--- START ---

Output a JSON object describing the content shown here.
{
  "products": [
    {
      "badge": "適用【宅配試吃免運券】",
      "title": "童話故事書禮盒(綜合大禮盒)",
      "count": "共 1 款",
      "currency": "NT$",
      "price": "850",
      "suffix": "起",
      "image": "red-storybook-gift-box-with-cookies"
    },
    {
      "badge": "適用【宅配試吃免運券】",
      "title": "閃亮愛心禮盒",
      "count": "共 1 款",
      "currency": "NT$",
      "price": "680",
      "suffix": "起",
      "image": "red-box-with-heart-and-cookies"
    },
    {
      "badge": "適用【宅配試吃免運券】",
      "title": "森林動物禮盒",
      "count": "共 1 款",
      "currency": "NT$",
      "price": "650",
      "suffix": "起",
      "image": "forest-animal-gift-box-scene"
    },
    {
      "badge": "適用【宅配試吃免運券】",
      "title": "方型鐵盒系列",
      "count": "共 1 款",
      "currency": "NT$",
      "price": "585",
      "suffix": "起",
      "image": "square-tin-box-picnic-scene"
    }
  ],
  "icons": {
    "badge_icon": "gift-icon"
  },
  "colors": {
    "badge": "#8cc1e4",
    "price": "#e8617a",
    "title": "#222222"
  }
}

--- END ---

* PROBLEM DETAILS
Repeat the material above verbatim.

* RESULT OF THE TASK
Output a JSON object describing the content shown here.
{
  "products": [
    {
      "badge": "適用【宅配試吃免運券】",
      "title": "童話故事書禮盒(綜合大禮盒)",
      "count": "共 1 款",
      "currency": "NT$",
      "price": "850",
      "suffix": "起",
      "image": "red-storybook-gift-box-with-cookies"
    },
    {
      "badge": "適用【宅配試吃免運券】",
      "title": "閃亮愛心禮盒",
      "count": "共 1 款",
      "currency": "NT$",
      "price": "680",
      "suffix": "起",
      "image": "red-box-with-heart-and-cookies"
    },
    {
      "badge": "適用【宅配試吃免運券】",
      "title": "森林動物禮盒",
      "count": "共 1 款",
      "currency": "NT$",
      "price": "650",
      "suffix": "起",
      "image": "forest-animal-gift-box-scene"
    },
    {
      "badge": "適用【宅配試吃免運券】",
      "title": "方型鐵盒系列",
      "count": "共 1 款",
      "currency": "NT$",
      "price": "585",
      "suffix": "起",
      "image": "square-tin-box-picnic-scene"
    }
  ],
  "icons": {
    "badge_icon": "gift-icon"
  },
  "colors": {
    "badge": "#8cc1e4",
    "price": "#e8617a",
    "title": "#222222"
  }
}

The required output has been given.